## [TASK REQUIREMENTS]
Check each line of the records below for the word "Options" and give the number of lines that have it, with nothing added.

[Dataset rows describing interfaces]
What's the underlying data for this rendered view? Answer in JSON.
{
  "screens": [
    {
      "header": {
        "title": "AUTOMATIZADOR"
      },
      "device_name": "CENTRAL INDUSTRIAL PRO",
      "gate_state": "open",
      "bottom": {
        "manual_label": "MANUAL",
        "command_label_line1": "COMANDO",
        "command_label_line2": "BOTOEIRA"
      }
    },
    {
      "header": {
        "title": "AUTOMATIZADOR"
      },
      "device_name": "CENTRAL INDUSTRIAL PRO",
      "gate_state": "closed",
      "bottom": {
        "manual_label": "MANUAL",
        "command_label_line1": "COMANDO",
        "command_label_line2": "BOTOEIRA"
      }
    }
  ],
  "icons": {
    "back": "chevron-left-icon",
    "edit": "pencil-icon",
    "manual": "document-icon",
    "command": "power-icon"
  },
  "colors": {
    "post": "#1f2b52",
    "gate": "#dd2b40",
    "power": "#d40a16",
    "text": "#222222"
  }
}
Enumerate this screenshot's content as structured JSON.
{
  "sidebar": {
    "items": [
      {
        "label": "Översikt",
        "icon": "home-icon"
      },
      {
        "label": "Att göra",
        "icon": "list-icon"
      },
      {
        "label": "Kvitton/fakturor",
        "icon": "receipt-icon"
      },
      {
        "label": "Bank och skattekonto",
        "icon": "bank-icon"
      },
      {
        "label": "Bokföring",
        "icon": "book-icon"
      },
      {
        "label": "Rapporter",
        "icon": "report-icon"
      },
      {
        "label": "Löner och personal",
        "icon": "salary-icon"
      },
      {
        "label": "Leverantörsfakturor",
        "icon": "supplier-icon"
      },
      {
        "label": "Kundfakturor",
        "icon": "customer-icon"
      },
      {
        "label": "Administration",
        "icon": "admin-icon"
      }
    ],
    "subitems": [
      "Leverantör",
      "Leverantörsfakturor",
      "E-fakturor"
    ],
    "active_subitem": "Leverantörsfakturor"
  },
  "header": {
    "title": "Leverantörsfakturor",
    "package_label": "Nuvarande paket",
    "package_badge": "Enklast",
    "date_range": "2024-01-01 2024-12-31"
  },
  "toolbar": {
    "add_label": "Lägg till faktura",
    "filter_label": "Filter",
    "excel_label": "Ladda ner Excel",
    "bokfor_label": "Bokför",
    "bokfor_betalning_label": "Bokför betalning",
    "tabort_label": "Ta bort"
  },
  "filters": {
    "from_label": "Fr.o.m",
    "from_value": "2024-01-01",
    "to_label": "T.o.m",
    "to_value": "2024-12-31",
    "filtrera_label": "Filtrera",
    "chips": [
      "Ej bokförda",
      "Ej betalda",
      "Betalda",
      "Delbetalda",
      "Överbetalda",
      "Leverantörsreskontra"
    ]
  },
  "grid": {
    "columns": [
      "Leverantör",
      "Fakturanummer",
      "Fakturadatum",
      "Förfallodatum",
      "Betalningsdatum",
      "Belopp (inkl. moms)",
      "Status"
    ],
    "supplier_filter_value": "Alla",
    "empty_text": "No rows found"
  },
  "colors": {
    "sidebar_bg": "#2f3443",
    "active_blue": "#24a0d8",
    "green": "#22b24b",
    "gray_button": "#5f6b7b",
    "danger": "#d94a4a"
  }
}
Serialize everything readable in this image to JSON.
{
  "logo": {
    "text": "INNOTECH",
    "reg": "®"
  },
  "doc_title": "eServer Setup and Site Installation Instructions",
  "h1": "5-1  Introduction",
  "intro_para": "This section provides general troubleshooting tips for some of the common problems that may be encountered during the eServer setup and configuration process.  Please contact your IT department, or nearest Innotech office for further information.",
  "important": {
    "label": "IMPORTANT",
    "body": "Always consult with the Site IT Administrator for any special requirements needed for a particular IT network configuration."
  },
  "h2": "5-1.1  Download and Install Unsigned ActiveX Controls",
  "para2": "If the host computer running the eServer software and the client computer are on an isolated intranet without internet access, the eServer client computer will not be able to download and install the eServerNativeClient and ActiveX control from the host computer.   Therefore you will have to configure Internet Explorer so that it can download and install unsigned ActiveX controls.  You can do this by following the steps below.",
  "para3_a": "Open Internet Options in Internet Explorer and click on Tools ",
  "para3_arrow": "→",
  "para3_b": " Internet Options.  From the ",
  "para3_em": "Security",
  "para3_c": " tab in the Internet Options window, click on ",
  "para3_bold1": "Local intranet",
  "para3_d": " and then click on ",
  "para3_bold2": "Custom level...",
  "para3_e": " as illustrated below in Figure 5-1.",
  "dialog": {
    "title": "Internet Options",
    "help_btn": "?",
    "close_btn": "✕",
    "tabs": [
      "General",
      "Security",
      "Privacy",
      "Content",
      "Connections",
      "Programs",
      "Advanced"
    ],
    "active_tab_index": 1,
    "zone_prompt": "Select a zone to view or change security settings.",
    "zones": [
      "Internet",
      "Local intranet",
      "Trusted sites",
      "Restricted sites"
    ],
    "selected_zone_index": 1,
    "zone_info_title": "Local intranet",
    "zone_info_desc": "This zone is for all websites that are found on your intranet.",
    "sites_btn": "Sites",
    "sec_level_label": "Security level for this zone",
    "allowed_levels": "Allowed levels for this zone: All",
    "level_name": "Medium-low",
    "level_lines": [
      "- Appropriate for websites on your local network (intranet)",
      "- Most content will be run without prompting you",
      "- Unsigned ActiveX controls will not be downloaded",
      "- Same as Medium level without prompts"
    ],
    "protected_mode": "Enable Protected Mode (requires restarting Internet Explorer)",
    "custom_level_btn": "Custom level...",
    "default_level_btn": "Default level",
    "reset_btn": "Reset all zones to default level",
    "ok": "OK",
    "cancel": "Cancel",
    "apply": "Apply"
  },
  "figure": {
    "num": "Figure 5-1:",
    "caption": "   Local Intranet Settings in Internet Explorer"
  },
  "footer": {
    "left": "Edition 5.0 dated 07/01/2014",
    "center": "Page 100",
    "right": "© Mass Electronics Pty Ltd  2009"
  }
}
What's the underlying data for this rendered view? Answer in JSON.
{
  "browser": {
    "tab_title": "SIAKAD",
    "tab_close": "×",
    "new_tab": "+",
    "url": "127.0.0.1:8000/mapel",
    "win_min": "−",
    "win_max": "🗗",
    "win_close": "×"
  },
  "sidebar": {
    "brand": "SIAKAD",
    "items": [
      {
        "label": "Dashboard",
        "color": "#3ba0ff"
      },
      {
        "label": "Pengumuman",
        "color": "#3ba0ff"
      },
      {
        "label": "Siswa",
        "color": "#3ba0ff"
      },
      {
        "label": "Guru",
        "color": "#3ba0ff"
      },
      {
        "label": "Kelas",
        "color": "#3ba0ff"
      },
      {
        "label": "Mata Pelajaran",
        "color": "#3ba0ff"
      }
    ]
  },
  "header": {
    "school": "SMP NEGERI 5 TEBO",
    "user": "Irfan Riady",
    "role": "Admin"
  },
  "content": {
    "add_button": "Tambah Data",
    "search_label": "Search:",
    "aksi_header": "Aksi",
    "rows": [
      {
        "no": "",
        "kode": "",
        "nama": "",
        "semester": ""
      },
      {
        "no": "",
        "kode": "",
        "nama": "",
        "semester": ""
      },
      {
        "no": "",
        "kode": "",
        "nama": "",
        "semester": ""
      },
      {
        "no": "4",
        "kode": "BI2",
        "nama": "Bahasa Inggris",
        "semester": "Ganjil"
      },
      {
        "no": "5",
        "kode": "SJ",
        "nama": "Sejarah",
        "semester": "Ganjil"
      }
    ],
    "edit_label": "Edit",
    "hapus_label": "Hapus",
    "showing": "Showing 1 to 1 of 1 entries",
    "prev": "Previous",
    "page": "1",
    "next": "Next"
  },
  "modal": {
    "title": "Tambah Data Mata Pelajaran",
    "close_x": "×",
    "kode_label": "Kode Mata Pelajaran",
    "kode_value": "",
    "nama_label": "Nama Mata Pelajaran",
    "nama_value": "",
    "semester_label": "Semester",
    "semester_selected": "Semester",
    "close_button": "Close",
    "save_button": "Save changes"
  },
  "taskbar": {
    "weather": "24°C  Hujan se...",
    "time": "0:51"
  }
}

## [SOLUTION FOR THIS EXERCISE]
4